◆ **Requirement**:
All records after this line are to be returned verbatim.

○ ○ ○

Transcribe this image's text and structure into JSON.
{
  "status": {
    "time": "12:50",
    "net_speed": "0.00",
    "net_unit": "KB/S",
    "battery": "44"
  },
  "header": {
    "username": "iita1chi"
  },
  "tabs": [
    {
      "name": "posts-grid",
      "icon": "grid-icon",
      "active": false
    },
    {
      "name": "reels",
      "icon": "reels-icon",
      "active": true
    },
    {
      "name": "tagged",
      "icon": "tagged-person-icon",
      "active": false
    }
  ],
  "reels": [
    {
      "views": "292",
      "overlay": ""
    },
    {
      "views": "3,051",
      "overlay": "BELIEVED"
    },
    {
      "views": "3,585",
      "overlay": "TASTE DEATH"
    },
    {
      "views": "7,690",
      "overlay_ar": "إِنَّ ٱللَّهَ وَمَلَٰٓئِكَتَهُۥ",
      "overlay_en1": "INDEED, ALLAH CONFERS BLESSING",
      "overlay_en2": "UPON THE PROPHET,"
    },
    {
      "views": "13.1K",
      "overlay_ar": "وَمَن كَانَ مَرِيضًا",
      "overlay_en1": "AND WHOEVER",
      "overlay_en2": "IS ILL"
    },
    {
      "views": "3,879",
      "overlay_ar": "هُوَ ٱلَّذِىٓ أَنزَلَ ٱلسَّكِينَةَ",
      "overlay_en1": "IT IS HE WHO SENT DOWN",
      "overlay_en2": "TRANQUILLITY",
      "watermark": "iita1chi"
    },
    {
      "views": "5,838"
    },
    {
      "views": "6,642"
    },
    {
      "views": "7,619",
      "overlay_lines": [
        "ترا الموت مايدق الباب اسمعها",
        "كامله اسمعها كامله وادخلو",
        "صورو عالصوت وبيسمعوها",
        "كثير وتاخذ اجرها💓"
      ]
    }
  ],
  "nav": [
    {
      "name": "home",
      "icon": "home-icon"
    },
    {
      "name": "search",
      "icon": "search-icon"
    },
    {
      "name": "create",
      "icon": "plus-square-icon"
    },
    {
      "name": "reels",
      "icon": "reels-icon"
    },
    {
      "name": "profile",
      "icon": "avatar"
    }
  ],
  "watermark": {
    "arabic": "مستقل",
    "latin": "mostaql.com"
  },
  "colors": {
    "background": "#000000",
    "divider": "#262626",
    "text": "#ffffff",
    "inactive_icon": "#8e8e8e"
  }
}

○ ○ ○

◆ **Answer box**:
Transcribe this image's text and structure into JSON.
{
  "status": {
    "time": "12:50",
    "net_speed": "0.00",
    "net_unit": "KB/S",
    "battery": "44"
  },
  "header": {
    "username": "iita1chi"
  },
  "tabs": [
    {
      "name": "posts-grid",
      "icon": "grid-icon",
      "active": false
    },
    {
      "name": "reels",
      "icon": "reels-icon",
      "active": true
    },
    {
      "name": "tagged",
      "icon": "tagged-person-icon",
      "active": false
    }
  ],
  "reels": [
    {
      "views": "292",
      "overlay": ""
    },
    {
      "views": "3,051",
      "overlay": "BELIEVED"
    },
    {
      "views": "3,585",
      "overlay": "TASTE DEATH"
    },
    {
      "views": "7,690",
      "overlay_ar": "إِنَّ ٱللَّهَ وَمَلَٰٓئِكَتَهُۥ",
      "overlay_en1": "INDEED, ALLAH CONFERS BLESSING",
      "overlay_en2": "UPON THE PROPHET,"
    },
    {
      "views": "13.1K",
      "overlay_ar": "وَمَن كَانَ مَرِيضًا",
      "overlay_en1": "AND WHOEVER",
      "overlay_en2": "IS ILL"
    },
    {
      "views": "3,879",
      "overlay_ar": "هُوَ ٱلَّذِىٓ أَنزَلَ ٱلسَّكِينَةَ",
      "overlay_en1": "IT IS HE WHO SENT DOWN",
      "overlay_en2": "TRANQUILLITY",
      "watermark": "iita1chi"
    },
    {
      "views": "5,838"
    },
    {
      "views": "6,642"
    },
    {
      "views": "7,619",
      "overlay_lines": [
        "ترا الموت مايدق الباب اسمعها",
        "كامله اسمعها كامله وادخلو",
        "صورو عالصوت وبيسمعوها",
        "كثير وتاخذ اجرها💓"
      ]
    }
  ],
  "nav": [
    {
      "name": "home",
      "icon": "home-icon"
    },
    {
      "name": "search",
      "icon": "search-icon"
    },
    {
      "name": "create",
      "icon": "plus-square-icon"
    },
    {
      "name": "reels",
      "icon": "reels-icon"
    },
    {
      "name": "profile",
      "icon": "avatar"
    }
  ],
  "watermark": {
    "arabic": "مستقل",
    "latin": "mostaql.com"
  },
  "colors": {
    "background": "#000000",
    "divider": "#262626",
    "text": "#ffffff",
    "inactive_icon": "#8e8e8e"
  }
}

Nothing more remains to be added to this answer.